Everybody, just relax. Google Reader may only have three months to live, but Digg is swooping in to pick up the pieces. This afternoon, the Digg team announced that it plans to build an RSS reader “fit for the Internet of 2013.”
“We’ve heard people say that RSS is a thing of the past, and perhaps in its current incarnation it is, but as daily (hourly) users of Google Reader, we’re convinced that it’s a product worth saving,” wrote Digg’s Andrew McLaughlin. “So we’re going to give it our best shot.”
According to McLaughlin, the Digg team had “been planning to build a reader in the second half of 2013.” But after Google’s announcement on Wednesday, they’re moving the project to the front burner. “We’re going to build a reader, starting today,” he wrote. The Digg team even set up a splash page with a countdown clock leading up to Google Reader’s official demise.
McLaughlin says his team plans to “identify and rebuild the best of Google Reader’s features (including its API),” but does not plan to make its reader an exact copy of Google Reader (though quite a few commentors have ask for as much). Instead, the team aims to offset the “often overwhelming signals” broadcast by other news aggregation outlets and social networks, including “Facebook, Twitter, Tumblr, Reddit and Hacker News.”
For now, the Digg team is taking suggestions from Web users about what they’d like to see in a Digg Reader. Based on a quick survey of the comments on McLaughlin’s post, it’s clear that most users want something that’s “clean and simple,” with as few bells and whistles as possible. “Simple, simple, simple please,” wrote one commenter. “Just make it do what Reader did and no magazines, etc etc nonsense. Just feeds, folders, and thats it.”

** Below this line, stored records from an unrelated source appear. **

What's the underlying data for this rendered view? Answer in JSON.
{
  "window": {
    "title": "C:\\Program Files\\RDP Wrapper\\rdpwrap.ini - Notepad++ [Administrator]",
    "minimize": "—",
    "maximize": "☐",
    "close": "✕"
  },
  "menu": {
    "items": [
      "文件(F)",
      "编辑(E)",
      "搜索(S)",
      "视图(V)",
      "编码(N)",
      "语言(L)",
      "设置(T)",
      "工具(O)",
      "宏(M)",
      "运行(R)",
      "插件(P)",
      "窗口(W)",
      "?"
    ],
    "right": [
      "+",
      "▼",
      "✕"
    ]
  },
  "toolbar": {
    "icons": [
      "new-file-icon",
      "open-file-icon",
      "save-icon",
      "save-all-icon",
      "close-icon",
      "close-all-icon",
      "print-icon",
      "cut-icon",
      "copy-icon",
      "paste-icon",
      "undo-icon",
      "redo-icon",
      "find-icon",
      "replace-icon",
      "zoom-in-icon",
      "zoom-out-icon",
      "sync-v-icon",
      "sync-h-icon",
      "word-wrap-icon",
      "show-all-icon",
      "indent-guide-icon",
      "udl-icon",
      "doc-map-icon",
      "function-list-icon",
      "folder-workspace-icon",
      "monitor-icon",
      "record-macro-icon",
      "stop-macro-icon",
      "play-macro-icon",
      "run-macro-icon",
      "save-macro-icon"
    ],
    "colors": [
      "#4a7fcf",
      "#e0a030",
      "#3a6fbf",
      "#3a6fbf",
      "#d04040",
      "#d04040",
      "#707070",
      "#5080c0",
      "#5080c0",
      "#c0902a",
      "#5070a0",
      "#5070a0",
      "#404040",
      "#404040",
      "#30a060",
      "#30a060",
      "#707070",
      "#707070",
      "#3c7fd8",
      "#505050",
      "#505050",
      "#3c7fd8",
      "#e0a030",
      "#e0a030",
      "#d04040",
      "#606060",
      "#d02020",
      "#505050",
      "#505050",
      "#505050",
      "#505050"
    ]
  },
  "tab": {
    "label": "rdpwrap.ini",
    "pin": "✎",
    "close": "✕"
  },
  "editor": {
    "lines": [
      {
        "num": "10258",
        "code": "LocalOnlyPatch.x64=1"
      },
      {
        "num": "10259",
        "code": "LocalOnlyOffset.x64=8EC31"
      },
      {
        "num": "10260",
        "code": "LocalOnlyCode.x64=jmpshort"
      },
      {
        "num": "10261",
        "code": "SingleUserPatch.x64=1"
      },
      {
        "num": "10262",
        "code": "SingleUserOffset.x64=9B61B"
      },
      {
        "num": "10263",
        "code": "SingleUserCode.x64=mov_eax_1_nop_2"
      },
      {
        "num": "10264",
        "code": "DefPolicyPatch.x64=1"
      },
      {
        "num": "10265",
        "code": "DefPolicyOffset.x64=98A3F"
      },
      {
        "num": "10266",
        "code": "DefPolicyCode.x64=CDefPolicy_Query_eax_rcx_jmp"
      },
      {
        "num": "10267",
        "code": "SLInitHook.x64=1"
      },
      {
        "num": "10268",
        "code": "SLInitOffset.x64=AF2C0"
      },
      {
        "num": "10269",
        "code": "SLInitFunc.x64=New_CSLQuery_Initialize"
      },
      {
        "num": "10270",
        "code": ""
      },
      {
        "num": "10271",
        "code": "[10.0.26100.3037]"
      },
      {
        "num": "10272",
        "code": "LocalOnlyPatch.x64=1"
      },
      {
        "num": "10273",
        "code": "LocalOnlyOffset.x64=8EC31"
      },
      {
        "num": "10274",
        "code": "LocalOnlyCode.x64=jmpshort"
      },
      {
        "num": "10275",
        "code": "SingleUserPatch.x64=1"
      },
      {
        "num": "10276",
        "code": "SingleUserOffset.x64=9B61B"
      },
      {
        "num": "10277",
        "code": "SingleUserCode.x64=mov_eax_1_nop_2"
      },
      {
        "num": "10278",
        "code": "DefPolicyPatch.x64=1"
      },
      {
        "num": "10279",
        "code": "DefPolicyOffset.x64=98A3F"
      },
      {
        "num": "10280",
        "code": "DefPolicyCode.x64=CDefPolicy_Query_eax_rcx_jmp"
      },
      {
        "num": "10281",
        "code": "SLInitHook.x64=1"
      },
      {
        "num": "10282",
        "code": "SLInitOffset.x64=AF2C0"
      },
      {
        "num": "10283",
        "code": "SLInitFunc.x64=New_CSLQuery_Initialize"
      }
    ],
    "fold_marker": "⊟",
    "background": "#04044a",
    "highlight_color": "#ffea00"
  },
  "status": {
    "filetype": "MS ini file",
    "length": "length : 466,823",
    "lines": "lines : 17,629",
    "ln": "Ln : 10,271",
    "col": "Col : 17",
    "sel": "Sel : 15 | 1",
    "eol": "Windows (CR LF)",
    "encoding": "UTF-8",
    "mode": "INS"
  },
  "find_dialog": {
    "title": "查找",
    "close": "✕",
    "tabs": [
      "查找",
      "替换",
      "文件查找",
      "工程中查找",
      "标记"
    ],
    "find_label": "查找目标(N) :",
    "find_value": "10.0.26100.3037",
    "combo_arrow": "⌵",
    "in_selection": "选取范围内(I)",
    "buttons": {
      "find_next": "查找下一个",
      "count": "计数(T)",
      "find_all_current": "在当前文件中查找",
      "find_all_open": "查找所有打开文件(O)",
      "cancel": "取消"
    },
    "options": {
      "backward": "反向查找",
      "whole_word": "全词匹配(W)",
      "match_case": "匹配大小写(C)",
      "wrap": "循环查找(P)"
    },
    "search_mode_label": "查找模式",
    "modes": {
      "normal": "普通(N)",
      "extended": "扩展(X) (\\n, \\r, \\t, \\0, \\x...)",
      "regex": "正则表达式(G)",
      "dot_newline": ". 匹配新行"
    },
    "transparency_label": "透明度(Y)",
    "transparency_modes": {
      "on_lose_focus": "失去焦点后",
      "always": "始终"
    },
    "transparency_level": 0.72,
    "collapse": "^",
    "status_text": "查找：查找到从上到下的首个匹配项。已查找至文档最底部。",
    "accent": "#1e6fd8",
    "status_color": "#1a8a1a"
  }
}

What would you like to see in a Digg Reader? Let us know your thoughts below.